Germany warns: 'Don't underestimate Islamic State'

Germany warns that terror group Islamic State is far from being defeated, contracting statements by US President Donald Trump who wants to withdraw American forces from Syria soon. The German chancellor, Angela Merkel, spoke about Islamic State threats during the inauguration of the new headquarters of Germany's foreign intelligence agency.

By Stefan J. Bos

Merkel warned Friday that the Islamic State that has claimed responsibility for numerous deadly attacks in Europe and beyond is turning into an asymmetrical warfare force.

She acknowledged that the militant group lost almost all of the territory it once controlled in Syria.

But the chancellor said Germany and allies will face an uphill battle to ensure its defeat as the group has not disappeared and in her words "we remain a long way from peace in Syria."

Merkel’s remarks at the inauguration of the Berlin headquarters of Germany’s foreign intelligence agency BND contradicted statements by U.S. President Donald Trump that the Islamist group has been defeated.

Trump wants to withdraw U.S. troops from Syria by the end of April, a plan that has alarmed European allies including Germany.

Militants resurface

They fear the Islamic State would resurface in Syria in the absence of a credible peace plan to end the country’s civil war.

Merkel also said it was necessary for Germany's intelligence service to prepare for electronic warfare through for instance the
Internet. "We have to learn how to deal with so-called fake news as part of hybrid warfare.
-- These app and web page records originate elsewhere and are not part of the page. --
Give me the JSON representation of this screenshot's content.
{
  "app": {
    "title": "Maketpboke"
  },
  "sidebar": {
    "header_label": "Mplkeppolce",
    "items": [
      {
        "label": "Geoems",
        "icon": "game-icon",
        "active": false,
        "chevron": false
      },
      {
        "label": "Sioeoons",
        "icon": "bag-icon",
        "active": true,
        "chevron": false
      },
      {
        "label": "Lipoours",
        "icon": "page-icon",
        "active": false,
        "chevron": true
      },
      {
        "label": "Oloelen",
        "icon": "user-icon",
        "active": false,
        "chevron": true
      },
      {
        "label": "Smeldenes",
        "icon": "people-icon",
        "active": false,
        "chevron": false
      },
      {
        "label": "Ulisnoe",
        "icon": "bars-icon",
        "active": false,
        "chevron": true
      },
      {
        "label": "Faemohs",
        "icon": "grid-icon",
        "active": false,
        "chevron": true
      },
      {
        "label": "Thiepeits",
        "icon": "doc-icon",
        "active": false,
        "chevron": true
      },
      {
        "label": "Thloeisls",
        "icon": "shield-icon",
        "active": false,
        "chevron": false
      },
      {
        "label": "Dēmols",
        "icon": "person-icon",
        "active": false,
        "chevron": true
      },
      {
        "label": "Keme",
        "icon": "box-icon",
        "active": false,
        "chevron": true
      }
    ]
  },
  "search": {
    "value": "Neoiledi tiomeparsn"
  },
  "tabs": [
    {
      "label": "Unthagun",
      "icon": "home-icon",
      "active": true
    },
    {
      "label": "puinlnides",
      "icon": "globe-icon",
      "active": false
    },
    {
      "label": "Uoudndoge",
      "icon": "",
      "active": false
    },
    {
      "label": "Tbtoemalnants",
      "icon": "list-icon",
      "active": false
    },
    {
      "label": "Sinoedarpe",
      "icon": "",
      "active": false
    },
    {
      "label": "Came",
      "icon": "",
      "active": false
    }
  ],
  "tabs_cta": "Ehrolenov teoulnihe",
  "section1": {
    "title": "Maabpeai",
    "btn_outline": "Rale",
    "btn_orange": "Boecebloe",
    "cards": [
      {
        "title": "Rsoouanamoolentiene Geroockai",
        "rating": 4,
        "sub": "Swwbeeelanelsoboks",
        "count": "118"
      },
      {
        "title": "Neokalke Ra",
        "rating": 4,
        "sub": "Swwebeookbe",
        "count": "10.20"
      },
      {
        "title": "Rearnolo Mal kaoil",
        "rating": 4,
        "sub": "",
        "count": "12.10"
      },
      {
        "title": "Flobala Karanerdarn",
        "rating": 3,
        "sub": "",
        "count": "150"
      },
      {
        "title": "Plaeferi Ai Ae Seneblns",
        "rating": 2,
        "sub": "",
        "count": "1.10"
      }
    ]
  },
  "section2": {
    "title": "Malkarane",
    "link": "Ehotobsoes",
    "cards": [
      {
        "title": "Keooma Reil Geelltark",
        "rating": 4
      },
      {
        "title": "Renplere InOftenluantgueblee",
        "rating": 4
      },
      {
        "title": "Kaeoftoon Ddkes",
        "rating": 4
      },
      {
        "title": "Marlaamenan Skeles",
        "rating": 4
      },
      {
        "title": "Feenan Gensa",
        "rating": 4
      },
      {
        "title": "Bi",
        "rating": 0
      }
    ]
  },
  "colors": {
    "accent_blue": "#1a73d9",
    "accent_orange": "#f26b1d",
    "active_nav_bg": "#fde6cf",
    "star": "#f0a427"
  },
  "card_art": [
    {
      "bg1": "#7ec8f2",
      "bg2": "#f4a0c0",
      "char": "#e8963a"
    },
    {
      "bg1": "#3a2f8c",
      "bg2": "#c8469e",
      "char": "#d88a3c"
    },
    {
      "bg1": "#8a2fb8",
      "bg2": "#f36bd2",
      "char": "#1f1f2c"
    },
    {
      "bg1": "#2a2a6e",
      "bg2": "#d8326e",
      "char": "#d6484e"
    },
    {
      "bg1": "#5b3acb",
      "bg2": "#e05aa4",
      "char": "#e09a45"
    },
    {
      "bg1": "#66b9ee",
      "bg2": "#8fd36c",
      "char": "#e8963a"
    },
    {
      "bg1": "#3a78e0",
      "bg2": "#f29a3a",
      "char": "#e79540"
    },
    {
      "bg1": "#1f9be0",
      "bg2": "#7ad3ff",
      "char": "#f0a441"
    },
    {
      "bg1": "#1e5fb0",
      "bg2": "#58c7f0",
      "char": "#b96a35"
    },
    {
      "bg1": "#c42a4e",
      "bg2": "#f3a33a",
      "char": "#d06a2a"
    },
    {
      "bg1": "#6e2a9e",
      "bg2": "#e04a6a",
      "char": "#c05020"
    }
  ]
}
In my views this is one of the crucial elements for future security and the stability of German society," the chancellor added.

She spoke in Berlin where the BND new headquarters will house the agency’s 4,000 workers who will move from its current location near Munich.

The massive structure hidden behind a wall in German capital’s central Mitte district took more than 10 years to complete and reportedly cost over 1.4 billion euros.

08 February 2019, 17:21